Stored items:
◇ ◇ ◇ ◇ ◇ ◇ ◇
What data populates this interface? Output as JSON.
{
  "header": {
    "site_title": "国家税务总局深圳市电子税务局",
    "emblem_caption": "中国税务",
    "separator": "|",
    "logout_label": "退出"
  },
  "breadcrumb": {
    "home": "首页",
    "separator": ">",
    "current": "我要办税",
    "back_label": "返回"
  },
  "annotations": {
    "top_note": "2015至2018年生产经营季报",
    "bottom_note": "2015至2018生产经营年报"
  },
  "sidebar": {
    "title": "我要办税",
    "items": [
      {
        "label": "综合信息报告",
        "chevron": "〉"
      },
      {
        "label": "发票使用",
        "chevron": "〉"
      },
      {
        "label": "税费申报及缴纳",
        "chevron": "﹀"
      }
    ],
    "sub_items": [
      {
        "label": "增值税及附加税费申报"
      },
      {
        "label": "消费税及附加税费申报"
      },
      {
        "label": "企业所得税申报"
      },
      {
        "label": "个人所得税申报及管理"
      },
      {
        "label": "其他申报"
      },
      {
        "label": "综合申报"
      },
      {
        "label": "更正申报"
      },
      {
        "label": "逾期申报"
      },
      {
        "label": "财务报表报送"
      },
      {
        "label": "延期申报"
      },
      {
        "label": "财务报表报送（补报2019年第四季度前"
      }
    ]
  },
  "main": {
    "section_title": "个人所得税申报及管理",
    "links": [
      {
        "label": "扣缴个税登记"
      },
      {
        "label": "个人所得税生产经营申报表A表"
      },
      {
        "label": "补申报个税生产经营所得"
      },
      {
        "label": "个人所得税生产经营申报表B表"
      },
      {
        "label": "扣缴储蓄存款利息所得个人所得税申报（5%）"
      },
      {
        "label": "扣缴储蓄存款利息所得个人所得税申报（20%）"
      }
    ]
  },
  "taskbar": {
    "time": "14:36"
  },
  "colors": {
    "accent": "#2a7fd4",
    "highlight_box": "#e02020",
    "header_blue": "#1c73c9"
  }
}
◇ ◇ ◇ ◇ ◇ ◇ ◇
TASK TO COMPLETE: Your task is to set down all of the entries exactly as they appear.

YOUR RESPONSE:
What data populates this interface? Output as JSON.
{
  "header": {
    "site_title": "国家税务总局深圳市电子税务局",
    "emblem_caption": "中国税务",
    "separator": "|",
    "logout_label": "退出"
  },
  "breadcrumb": {
    "home": "首页",
    "separator": ">",
    "current": "我要办税",
    "back_label": "返回"
  },
  "annotations": {
    "top_note": "2015至2018年生产经营季报",
    "bottom_note": "2015至2018生产经营年报"
  },
  "sidebar": {
    "title": "我要办税",
    "items": [
      {
        "label": "综合信息报告",
        "chevron": "〉"
      },
      {
        "label": "发票使用",
        "chevron": "〉"
      },
      {
        "label": "税费申报及缴纳",
        "chevron": "﹀"
      }
    ],
    "sub_items": [
      {
        "label": "增值税及附加税费申报"
      },
      {
        "label": "消费税及附加税费申报"
      },
      {
        "label": "企业所得税申报"
      },
      {
        "label": "个人所得税申报及管理"
      },
      {
        "label": "其他申报"
      },
      {
        "label": "综合申报"
      },
      {
        "label": "更正申报"
      },
      {
        "label": "逾期申报"
      },
      {
        "label": "财务报表报送"
      },
      {
        "label": "延期申报"
      },
      {
        "label": "财务报表报送（补报2019年第四季度前"
      }
    ]
  },
  "main": {
    "section_title": "个人所得税申报及管理",
    "links": [
      {
        "label": "扣缴个税登记"
      },
      {
        "label": "个人所得税生产经营申报表A表"
      },
      {
        "label": "补申报个税生产经营所得"
      },
      {
        "label": "个人所得税生产经营申报表B表"
      },
      {
        "label": "扣缴储蓄存款利息所得个人所得税申报（5%）"
      },
      {
        "label": "扣缴储蓄存款利息所得个人所得税申报（20%）"
      }
    ]
  },
  "taskbar": {
    "time": "14:36"
  },
  "colors": {
    "accent": "#2a7fd4",
    "highlight_box": "#e02020",
    "header_blue": "#1c73c9"
  }
}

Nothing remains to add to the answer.